If you notice your dog rolling in the grass, you should check for signs of allergies. Your dog might have flea, food, or environmental allergies and might require the vet’s attention. Keep an eye on symptoms of dog allergies, and make sure your dog is not suffering unnecessarily.
Energetic dogs might love rolling in the grass. Check out this article and see which breeds are the most active - What are the most active dog breeds?
Dogs can roll in the grass to leave their scent on a specific area. There is a chance your dog wants to mark a place as “theirs,” and the best way to achieve that is by peeing, pooping, and rolling in that same area. Dogs have a sense of smell that is a lot stronger than ours, and by rolling, they are letting other dogs know that an area is “claimed.” You can notice this type of behavior when a dog gets a new bed or a toy. They will roll in it to leave a scent mark and claim it as theirs. It is not uncommon for dogs to brush against members of their family. It is believed dogs mark “their humans” as part of their pack by leaving a scent trail on them.
Rolling in the grass can be a part of their personality. They might simply enjoy doing it. You can read a bit more into this issue by observing the exact way your dog is rolling. If they are doing it frantically, it is likely they are doing it for some other reason. If they are relaxing and slowly rolling, they simply might be enjoying it. Slightly wet, cold grass may just feel good against their coat or skin, and the dog just has a short “spa” treatment by rolling in the grass.
There are different things dogs might want to tell us with their body language. Check out this article for more information about reading into the dog’s body language - Understanding dog body language.
All of these reasons and theories above are nothing to worry about. However, if your dog is rolling in the grass compulsively, you might want to look a bit closer into that type of behavior. Dogs with compulsive disorders are trying to compensate for something they are lacking in their regular lives.
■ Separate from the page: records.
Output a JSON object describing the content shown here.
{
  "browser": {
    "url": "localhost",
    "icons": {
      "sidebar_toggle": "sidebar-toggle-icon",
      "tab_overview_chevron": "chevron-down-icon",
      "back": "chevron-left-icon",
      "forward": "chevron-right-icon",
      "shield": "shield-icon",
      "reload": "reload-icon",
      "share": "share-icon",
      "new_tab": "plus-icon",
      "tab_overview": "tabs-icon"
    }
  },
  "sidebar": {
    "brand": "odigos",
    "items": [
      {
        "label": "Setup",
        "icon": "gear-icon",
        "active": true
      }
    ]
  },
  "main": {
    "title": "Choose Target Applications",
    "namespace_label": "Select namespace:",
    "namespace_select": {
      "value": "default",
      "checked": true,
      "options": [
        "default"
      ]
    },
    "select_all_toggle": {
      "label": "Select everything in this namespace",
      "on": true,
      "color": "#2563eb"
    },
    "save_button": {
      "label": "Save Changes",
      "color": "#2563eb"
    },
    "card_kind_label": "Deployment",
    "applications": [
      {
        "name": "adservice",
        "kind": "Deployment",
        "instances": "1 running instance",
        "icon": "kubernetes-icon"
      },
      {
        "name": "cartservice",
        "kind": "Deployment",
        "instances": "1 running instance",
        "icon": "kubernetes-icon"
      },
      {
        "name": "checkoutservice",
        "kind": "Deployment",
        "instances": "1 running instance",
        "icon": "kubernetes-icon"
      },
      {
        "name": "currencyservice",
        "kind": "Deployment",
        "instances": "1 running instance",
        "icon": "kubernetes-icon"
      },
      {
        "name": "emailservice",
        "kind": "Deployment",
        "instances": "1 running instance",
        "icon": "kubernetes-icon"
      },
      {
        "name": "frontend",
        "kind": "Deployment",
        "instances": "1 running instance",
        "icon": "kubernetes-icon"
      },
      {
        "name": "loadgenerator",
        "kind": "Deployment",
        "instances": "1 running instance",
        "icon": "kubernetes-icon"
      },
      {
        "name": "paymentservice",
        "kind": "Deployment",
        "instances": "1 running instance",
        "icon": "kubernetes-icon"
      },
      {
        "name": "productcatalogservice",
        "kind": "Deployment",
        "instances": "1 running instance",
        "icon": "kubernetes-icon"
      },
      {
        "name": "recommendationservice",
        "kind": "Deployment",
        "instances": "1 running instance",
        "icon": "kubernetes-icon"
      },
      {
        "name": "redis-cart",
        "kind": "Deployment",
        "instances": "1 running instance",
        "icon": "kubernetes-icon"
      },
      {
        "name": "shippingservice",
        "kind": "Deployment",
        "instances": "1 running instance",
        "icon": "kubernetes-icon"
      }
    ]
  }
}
You can try adding a bit more training sessions, playtime, or socializing in their daily lives, and the compulsive behavior can stop. If that doesn’t work, you can always ask your vet or a dog behaviorist (trainer) for professional advice.
Dogs love rolling into things, and grass rolling is the least of your problems. This type of behavior can be a bit impractical as your dog might get dirty and stinky. Still, in most cases, it is nothing to worry about. If you want grass rolling to stop, you can always try to divert your dog’s attention to something else. Training is an effective way of preventing this type of behavior.
How do you feel about training your dog? Check out this article to find out why training is vital - What will obedience training teach your dog?
World Dog Finder team